As I wrote in last week’s Act Your Age, I am very goal oriented when being a tourist on vacation. I have a check-list of the things I want to see in each city. As I see each site I often get more enjoyment from crossing the item off my list than from actually experiencing it. It was a running joke throughout my recent Europe trip that I spent more time looking at my lists than at any of the wonders we saw. And we certainly saw some incredible things: the Coliseum in Rome, the Eiffel Tower and Catacombs in Paris, the Cliffs of Moher in Ireland, and the Sistine Chapel in Vatican City to name a few.
But it’s one thing to put something on a list and another to experience it. At the beginning of the trip, I don’t think I realized that. There is a church in Barcelona called the Sagrada Familia. We went to the very peak of the church tower and looked across the city from its highest point. The city sprawled out in front of us, but I was hungry and looked forward to our next stop, Spanish McDonalds. Days later, we went to the top of Mount Tibidabo. At the peak of this small mountain is an amusement part with swings that seem to almost throw you off the edge of the mountain. It was an incredible view, but I was distracted by the next stop on our list; the roller coaster. I hate roller coasters and I was thoroughly distracted.
This sort of distraction continued throughout the trip. That weekend, we took an hour train ride out of Barcelona to Montserrat, a monastery at the top of a mountain. Our group took a ten-minute cable car to the monastery, a funicular (basically a train that goes diagonally up a mountain), and then hiked for an hour to reach the very peak of St. Jerome, which is 1,236 m above sea level. The view was breath-taking, without a doubt, but at the time I didn’t really know what breath-taking meant. Certainly staring out across the world, the winds billowing around us, I was moved by the view. But I also knew if we didn’t leave within five minutes we’d likely miss the last cable car down the mountain and be stuck at Montserrat overnight. So I took my pictures and rushed down.
My girlfriend had already seen Rome, so during our week in the city I had purposefully looked into doing some side trips so she could see something new. During my research I found Capri, which is a resort island known for its lemon flavoured liquor and so-called breath-taking views.
We arrived at the ferry terminal early after leaving our hostel. I was coming down with a cold and admittedly wasn’t in the best of moods. Sprawled out across three seats, I slept for most of the ferry ride and before I knew it we had arrived at the Marina Piccola on the island of Capri. Departing the ferry, we were met with postcard views of mountains, greenery, and a sandy beach. We dipped our feet in the Mediterranean before taking another funicular to the town of Capri. After having a quick lunch of over-priced cheeseburgers, we decided to take a bus further up the steep island. I had read that the bus ride to Anacapri, the island’s other town, was filled with sharp turns and narrow roads, which made the experience quite harrowing.
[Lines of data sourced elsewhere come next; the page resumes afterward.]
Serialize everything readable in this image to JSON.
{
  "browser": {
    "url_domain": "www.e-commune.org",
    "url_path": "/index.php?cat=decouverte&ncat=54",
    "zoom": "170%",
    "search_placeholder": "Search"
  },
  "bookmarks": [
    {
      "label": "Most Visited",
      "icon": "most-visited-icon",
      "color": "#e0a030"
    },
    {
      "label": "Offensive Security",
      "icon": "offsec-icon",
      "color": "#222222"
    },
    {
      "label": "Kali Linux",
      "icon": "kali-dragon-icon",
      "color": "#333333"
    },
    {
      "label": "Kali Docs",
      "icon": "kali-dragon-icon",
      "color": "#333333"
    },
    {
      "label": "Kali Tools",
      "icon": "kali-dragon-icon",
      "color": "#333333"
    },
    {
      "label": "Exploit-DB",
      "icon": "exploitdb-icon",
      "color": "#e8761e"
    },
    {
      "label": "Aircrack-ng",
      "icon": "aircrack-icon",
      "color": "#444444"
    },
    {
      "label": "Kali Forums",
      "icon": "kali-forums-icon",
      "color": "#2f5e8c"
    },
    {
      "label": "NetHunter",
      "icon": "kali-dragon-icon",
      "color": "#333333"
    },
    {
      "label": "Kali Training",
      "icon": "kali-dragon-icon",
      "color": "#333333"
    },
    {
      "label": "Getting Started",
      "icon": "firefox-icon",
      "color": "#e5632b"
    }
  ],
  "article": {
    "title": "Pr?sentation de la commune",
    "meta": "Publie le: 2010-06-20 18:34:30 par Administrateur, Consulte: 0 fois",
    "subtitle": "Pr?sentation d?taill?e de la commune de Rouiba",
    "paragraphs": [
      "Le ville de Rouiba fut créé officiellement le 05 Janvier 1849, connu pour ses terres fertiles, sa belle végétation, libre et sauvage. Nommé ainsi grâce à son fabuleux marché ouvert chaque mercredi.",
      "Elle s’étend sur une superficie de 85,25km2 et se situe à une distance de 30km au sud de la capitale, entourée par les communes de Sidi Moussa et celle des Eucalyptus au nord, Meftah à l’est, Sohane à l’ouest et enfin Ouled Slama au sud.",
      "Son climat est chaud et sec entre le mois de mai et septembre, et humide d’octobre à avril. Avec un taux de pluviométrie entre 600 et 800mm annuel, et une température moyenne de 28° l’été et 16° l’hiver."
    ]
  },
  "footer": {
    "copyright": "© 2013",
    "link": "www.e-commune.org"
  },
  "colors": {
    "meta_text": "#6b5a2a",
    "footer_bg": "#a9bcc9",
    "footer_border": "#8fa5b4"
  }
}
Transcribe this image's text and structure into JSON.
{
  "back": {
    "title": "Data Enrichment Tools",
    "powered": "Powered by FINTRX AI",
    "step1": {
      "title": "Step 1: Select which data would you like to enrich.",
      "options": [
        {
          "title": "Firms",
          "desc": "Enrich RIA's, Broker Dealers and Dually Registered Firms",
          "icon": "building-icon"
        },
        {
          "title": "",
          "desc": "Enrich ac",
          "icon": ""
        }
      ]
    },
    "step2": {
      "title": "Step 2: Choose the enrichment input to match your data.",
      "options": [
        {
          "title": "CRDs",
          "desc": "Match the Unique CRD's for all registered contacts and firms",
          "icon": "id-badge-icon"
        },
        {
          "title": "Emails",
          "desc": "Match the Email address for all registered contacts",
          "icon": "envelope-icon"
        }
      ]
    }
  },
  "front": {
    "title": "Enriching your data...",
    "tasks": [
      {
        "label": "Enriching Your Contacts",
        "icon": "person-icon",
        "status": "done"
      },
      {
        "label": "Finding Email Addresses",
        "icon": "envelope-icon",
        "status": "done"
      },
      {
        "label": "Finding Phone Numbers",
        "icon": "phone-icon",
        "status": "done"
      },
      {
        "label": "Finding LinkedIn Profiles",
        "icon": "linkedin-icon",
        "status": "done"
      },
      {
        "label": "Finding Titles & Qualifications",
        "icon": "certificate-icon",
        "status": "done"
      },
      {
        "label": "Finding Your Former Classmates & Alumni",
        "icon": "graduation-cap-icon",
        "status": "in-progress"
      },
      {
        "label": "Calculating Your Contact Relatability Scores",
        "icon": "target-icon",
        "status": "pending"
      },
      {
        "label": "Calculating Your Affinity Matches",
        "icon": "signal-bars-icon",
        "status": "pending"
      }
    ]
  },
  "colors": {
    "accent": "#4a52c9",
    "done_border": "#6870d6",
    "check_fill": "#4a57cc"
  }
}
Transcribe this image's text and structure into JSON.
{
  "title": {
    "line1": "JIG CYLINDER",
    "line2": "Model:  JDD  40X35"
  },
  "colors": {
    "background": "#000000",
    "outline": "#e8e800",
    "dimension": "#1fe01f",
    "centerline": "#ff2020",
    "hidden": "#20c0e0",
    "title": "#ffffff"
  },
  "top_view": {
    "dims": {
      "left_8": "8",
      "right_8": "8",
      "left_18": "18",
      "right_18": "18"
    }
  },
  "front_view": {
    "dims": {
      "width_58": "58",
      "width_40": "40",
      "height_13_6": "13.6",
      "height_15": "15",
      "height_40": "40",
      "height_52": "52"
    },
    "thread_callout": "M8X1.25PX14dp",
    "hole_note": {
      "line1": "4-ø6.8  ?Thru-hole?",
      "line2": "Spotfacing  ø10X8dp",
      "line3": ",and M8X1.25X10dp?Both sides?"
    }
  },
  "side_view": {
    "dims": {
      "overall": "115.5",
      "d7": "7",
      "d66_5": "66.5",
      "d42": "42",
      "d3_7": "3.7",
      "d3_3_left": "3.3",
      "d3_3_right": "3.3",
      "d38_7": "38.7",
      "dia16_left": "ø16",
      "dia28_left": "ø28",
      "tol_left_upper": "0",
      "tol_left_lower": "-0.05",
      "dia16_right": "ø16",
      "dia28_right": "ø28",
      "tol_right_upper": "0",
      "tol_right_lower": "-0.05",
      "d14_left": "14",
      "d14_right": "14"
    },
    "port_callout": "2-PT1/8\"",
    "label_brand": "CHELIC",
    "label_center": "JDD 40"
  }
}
The four of us crammed into a bus and were forced to stand, holding tightly onto both the hand-railings and each other. My girlfriend stood in front of me facing the window, while my friends stood to either side. The bus’s engine roared to life and started to zoom along the narrow streets, swerving up the mountain and regularly making 180o turns.
Being the smartass I am, I joked, “Are you guys harroweded yet?” They weren’t impressed.
At one point, the bus made yet another sharp turn and suddenly we seemed to be at the very edge of a cliff looking down to the marine port we had just left. From my girlfriend, I heard an audible gasp. I chuckled and asked her if she was scared.
She didn’t turn her head; her eyes stared across the mountains and ocean. My jaded girlfriend then said the one thing I did not expect. She whispered, “It’s just so beautiful.”
I looked over her shoulder and out the window and indeed it was beautiful. But my breathing remained consistent. She had had her breath literally taken away by this incredible view, but for the life of me I could not feel that same wonder. It was just one more view in a string of incredible views. Trying to understand it all, I looked down at her.
She was staring out the window. Her mouth, open because of her dropped jaw, was surrounded by her red pouty lips and her blue eyes, which often looked green or grey depending on the light, darted back and fourth across the scene before her. Her sun-freckled shoulders held up her black summer dress with pink polka dots, which was tied tight across her slender stomach. And as I looked at her in all her stunned appreciation and stunning beauty, I felt my heart skip a beat.
That’s when I learned to enjoy the view and it’s a lesson that we can all appreciate. Sometimes the view you have to take time to enjoy is from the top of a mountain. But sometimes, if you’re lucky, the only view you need is the view of the face of the person you wake up across from every morning.